Another major impact is from the policies that guide small towns. As Charles Marohn has shown, towns across the country have favored automobile-dependent development that relies on massive infrastructure investment. They go deeply into debt to build the infrastructure in order to attract big-box-store development, which doesn’t generate enough in taxes to pay for the costs of that infrastructure—and then they have to go deeper into debt to build more infrastructure to attract more sprawling development that still doesn’t pay for itself. This also applies to residential construction: According to a 2007 paper by Mark Obrinsky and Debra Stein of Harvard University’s Joint Center for Housing Studies, compact walkable neighborhoods produce more tax revenue while having lower infrastructure costs.

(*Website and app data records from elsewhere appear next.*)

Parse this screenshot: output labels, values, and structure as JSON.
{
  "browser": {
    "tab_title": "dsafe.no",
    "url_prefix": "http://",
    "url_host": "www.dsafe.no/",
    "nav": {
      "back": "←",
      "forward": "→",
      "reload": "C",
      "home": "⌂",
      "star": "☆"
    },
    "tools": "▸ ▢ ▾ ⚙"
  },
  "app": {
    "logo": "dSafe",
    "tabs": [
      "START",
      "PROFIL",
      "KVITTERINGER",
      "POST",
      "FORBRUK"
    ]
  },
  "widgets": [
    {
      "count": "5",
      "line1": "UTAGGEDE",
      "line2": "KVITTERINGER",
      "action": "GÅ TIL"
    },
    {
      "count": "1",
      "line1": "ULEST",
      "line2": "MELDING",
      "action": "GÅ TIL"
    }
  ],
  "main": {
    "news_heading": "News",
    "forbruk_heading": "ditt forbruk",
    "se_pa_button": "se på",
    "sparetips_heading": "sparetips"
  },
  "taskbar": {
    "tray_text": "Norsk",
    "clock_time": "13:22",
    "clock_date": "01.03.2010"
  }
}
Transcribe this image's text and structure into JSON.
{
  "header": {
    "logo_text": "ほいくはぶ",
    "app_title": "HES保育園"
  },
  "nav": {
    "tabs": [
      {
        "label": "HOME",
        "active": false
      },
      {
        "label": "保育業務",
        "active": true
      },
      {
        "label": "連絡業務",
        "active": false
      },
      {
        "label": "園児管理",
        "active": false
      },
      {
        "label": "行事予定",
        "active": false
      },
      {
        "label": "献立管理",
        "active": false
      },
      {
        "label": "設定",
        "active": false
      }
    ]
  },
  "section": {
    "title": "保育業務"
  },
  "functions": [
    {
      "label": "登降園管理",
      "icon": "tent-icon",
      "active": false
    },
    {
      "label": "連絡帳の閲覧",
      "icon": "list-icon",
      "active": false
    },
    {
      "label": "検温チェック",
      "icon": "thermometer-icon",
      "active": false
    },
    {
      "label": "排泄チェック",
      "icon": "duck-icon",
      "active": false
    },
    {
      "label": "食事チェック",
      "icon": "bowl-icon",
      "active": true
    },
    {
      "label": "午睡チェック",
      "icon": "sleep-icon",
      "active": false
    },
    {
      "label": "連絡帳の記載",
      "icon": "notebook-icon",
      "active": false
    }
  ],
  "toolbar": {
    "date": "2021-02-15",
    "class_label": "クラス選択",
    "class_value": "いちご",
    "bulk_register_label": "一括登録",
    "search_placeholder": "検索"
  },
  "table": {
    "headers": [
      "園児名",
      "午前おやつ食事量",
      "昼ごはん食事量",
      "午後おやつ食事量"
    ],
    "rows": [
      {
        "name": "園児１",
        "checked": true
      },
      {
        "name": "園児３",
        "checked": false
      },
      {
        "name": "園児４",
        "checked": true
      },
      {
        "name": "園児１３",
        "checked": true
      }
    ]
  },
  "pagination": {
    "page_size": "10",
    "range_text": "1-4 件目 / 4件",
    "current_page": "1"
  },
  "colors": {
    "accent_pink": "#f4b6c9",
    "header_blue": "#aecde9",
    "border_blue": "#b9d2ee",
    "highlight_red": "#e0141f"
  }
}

It is perhaps not surprising that, even within Boston’s orbit, Massachusetts cities and towns allow development that is dependent upon car usage, has made compact and walkable development illegal, and are increasingly reliant upon the state for funding to maintain roads and schools. In Iowa, a small city called Mount Union recently dissolved because it couldn’t pay its bills for a new sewer system and several cities and towns around the country have begun replacing paved roads with gravel or dirt ones to save on repair costs.
This is especially prevalent in places where local governments rely on sales taxes for revenue. The worst excesses of consumerism, viewed through such a lens, are a matter of life and death for such communities: Municipalities need people to buy disposable goods in vast quantities from retailers with poorly-paid workforces. Without enough sales or when labor costs get too high, City Hall will be bankrupt when WalMart moves to greener pastures. But City Hall will still go bankrupt sooner or later.
The policies adopted throughout this country to protect big, well-connected businesses from competition, to keep existing home values rising, and to promote economic development have destroyed local economies and the hard-earned wealth built up over decades. Revitalizing rural places and “interior” cities is not simply a question of jobs and infrastructure, but one of whether or not public policy allows for the creation of wealth and economic diversification.
Some aspects of the urban-rural divide will never be closed. Cities and small towns have different cultures because they are different places. More seriously, as cheap money dries up, businesses with good political connections will continue to evade antitrust laws. As deferred maintenance starts to show up, real trade-offs will have to be made. Some rural places may have to be abandoned, both because making them productive would consume too many resources and because the political pressure exerted by suburbs will result in their debts being subsidized by city production.
It’s not pretty, but recovery can only begin when we admit that we can’t borrow, build, or steal our way to prosperity.
Matthew M. Robare is a freelance journalist based in Boston.
This article was supported by a grant from the Richard H. Driehaus Foundation.